  4. I’m now building with PLBlocks GCC instead of Clang. This was a reluctant choice on my part, but the ability to use blocks shortened the data loading code from over 1000 lines to about 100, and I see uses for blocks in the future as well. Pity the Clang that comes with 10.6 refuses to work correctly with files using blocks and the 10.5 SDK.
  5. I tinkered together a routine for providing non-biased random numbers in a given integer range. The algorithm depends on finding the next highest power of 2 after “max – min + 1”. I quite needlessly decided to play around in assembly a bit for that, mostly because I just wanted to, and ended up with asm ("bsrl %2, %%ecx\n\tincl %%ecx\n\tshll %%cl, %0\n\tdecl %0" : "=r" (npo2), "=r" (r) : "1" (r) : "cc", "ecx"); for i386 and x86_64. I fall back on a pure-C approach for PPC compilation. I haven’t benchmarked this in any way, and I know for a fact that doing so would be meaningless (as the arc4random() call is inevitably far slower than either approach). It was mostly an exercise in knowing assembly language.

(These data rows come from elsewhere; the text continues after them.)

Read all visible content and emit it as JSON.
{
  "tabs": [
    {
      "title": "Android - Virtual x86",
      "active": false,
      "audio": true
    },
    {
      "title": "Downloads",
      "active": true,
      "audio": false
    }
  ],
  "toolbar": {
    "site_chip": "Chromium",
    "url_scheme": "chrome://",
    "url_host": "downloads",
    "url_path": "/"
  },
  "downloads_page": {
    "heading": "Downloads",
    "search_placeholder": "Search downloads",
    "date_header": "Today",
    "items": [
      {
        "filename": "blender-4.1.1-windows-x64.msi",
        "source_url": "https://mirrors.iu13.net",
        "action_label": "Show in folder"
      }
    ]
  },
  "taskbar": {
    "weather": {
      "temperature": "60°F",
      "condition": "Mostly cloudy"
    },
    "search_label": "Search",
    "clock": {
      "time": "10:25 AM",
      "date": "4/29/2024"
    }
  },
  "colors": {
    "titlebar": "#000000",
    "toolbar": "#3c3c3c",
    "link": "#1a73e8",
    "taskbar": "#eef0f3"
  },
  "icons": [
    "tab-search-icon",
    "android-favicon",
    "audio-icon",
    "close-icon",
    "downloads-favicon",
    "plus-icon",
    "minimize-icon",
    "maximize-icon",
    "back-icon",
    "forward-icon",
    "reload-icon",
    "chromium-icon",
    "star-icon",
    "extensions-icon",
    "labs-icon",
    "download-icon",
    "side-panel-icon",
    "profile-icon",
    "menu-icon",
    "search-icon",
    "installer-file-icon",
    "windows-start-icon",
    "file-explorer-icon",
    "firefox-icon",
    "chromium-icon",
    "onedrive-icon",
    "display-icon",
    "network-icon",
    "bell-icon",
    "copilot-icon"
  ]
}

  6. The “new game” screen, where the scenario and difficulty are selected, now exists. That was also interesting, as it involved shoving a Cocoa view on top of an OpenGL view. I can use that experience for all the other dialogs in the game.

As always, more updates will be posted as they become available.

Alliance Headquarters
Stardate 2310.12630998555023